The defending nation’s army mass 30,000 or more, the invaders only 10,000, but the odds between the two are not decided by sheer weight of number alone. For one, this is home soil, and the very nature of war means that he who is furthest from home fights with the saddest heart; but the lives of so many are not decided by their own actions, but by the decisions of their leaders.
Finally, the standard bearers take to the field and meet between the two camps. The invaders wear red – to symbolise the blood they intend to spill on the enemy’s soil. The defenders wear white – to represent the virgin daughters that they will die to defend.
The priest stands between the two groups of standard bearers – dressed in black so that none will attack him in error. He has beside him two curates and two novices, all sworn before God that they will perform the Lord’s work to all of God’s children, whether they wear the white or the red banner.
The priest says his words to the two captains and asks them if they will observe the laws of warfare in a noble and godly way.
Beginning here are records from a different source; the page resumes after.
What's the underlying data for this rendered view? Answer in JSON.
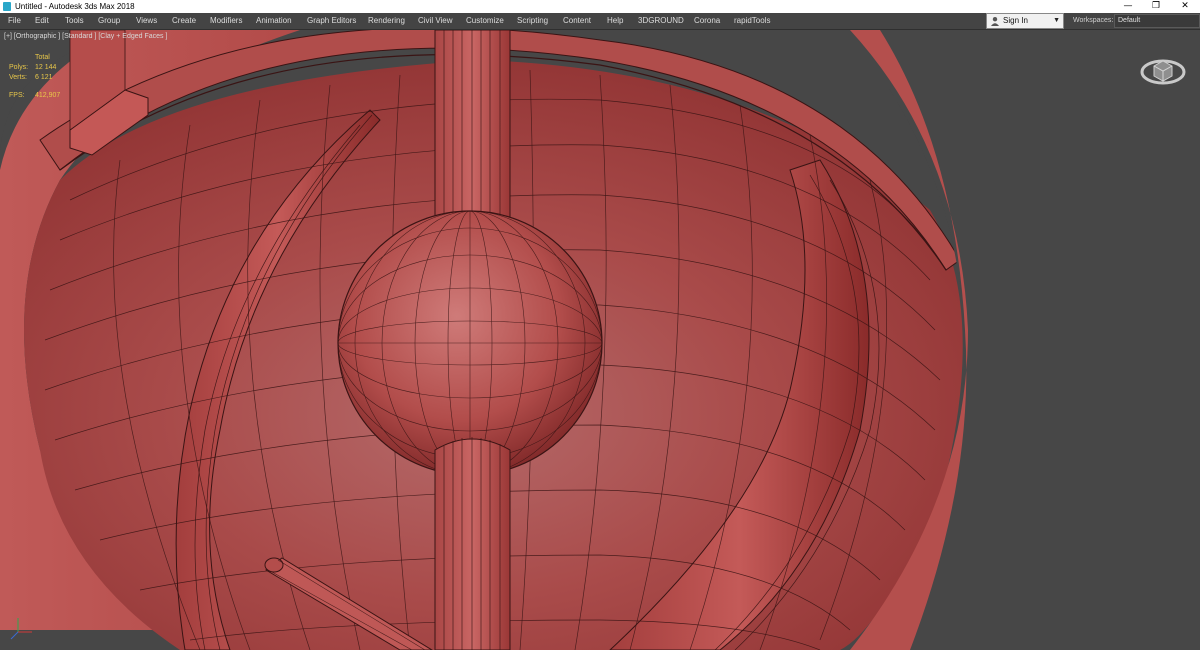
{
  "window": {
    "title": "Untitled - Autodesk 3ds Max 2018",
    "controls": {
      "minimize": "—",
      "restore": "❐",
      "close": "✕"
    }
  },
  "menu": {
    "items": [
      "File",
      "Edit",
      "Tools",
      "Group",
      "Views",
      "Create",
      "Modifiers",
      "Animation",
      "Graph Editors",
      "Rendering",
      "Civil View",
      "Customize",
      "Scripting",
      "Content",
      "Help",
      "3DGROUND",
      "Corona",
      "rapidTools"
    ]
  },
  "account": {
    "signin_label": "Sign In",
    "workspaces_label": "Workspaces:",
    "workspace_value": "Default"
  },
  "viewport": {
    "label": "[+] [Orthographic ] [Standard ] [Clay + Edged Faces ]",
    "stats": {
      "header": "Total",
      "polys_label": "Polys:",
      "polys_value": "12 144",
      "verts_label": "Verts:",
      "verts_value": "6 121",
      "fps_label": "FPS:",
      "fps_value": "412,907"
    },
    "colors": {
      "clay": "#c0504e",
      "wire": "#3a1414",
      "background": "#474747"
    }
  }
}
Each swears that he will show prisoners due respect, will not use torture or violence against those captured, and will let the wives and children of the defeated leave without hindrance.
The priest raises his sacred talisman – a silver disk of metal to represent the sun-disk – which he duly tosses into the air for it to receive God’s blessing before catching it and turning to the captain of the defending nation’s army, speaks the sacred blessing “Your call; heads or tails?”
The two captains return to join the other ten strongest, bravest, most noble of men that their nation has to offer, and they all wait for the whistle to sound for the battle to commence. Each of the eleven standard bearers (and their designated substitutes, if and when required), will do battle on behalf of their gathered armies, so that no blood need be shed, but for that of grazed knee and broken toenail. ————————————————————————————–
Two Vast Armies by Victor L Machin is licensed under a Creative Commons Attribution-NonCommercial-NoDerivs 3.0 Unported License.